== Segment start ==

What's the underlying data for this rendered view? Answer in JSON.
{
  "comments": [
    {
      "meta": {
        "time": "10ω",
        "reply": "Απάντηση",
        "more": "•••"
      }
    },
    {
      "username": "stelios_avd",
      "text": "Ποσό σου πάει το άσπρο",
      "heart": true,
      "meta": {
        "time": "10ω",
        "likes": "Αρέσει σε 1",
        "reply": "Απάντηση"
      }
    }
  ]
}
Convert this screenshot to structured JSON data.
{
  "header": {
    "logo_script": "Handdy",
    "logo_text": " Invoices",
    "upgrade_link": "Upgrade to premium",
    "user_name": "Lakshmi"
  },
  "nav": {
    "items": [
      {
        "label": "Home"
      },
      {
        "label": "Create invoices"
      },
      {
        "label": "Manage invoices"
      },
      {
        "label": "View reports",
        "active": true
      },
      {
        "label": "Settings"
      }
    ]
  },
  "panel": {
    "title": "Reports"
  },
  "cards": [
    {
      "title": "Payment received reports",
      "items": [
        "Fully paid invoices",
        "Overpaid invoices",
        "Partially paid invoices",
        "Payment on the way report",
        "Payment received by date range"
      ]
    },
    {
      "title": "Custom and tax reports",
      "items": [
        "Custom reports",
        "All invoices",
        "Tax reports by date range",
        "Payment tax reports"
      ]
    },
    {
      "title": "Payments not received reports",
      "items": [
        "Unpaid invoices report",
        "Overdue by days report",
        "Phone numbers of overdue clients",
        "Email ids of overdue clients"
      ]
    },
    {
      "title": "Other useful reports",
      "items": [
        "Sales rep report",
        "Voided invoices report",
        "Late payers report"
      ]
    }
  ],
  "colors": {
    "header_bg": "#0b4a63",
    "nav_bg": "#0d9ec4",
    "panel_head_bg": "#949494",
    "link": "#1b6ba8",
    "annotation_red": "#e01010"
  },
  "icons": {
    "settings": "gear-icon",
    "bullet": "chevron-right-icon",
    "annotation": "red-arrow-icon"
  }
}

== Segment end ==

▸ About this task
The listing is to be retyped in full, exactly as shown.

▸ Answer for this exercise
What's the underlying data for this rendered view? Answer in JSON.
{
  "comments": [
    {
      "meta": {
        "time": "10ω",
        "reply": "Απάντηση",
        "more": "•••"
      }
    },
    {
      "username": "stelios_avd",
      "text": "Ποσό σου πάει το άσπρο",
      "heart": true,
      "meta": {
        "time": "10ω",
        "likes": "Αρέσει σε 1",
        "reply": "Απάντηση"
      }
    }
  ]
}
Convert this screenshot to structured JSON data.
{
  "header": {
    "logo_script": "Handdy",
    "logo_text": " Invoices",
    "upgrade_link": "Upgrade to premium",
    "user_name": "Lakshmi"
  },
  "nav": {
    "items": [
      {
        "label": "Home"
      },
      {
        "label": "Create invoices"
      },
      {
        "label": "Manage invoices"
      },
      {
        "label": "View reports",
        "active": true
      },
      {
        "label": "Settings"
      }
    ]
  },
  "panel": {
    "title": "Reports"
  },
  "cards": [
    {
      "title": "Payment received reports",
      "items": [
        "Fully paid invoices",
        "Overpaid invoices",
        "Partially paid invoices",
        "Payment on the way report",
        "Payment received by date range"
      ]
    },
    {
      "title": "Custom and tax reports",
      "items": [
        "Custom reports",
        "All invoices",
        "Tax reports by date range",
        "Payment tax reports"
      ]
    },
    {
      "title": "Payments not received reports",
      "items": [
        "Unpaid invoices report",
        "Overdue by days report",
        "Phone numbers of overdue clients",
        "Email ids of overdue clients"
      ]
    },
    {
      "title": "Other useful reports",
      "items": [
        "Sales rep report",
        "Voided invoices report",
        "Late payers report"
      ]
    }
  ],
  "colors": {
    "header_bg": "#0b4a63",
    "nav_bg": "#0d9ec4",
    "panel_head_bg": "#949494",
    "link": "#1b6ba8",
    "annotation_red": "#e01010"
  },
  "icons": {
    "settings": "gear-icon",
    "bullet": "chevron-right-icon",
    "annotation": "red-arrow-icon"
  }
}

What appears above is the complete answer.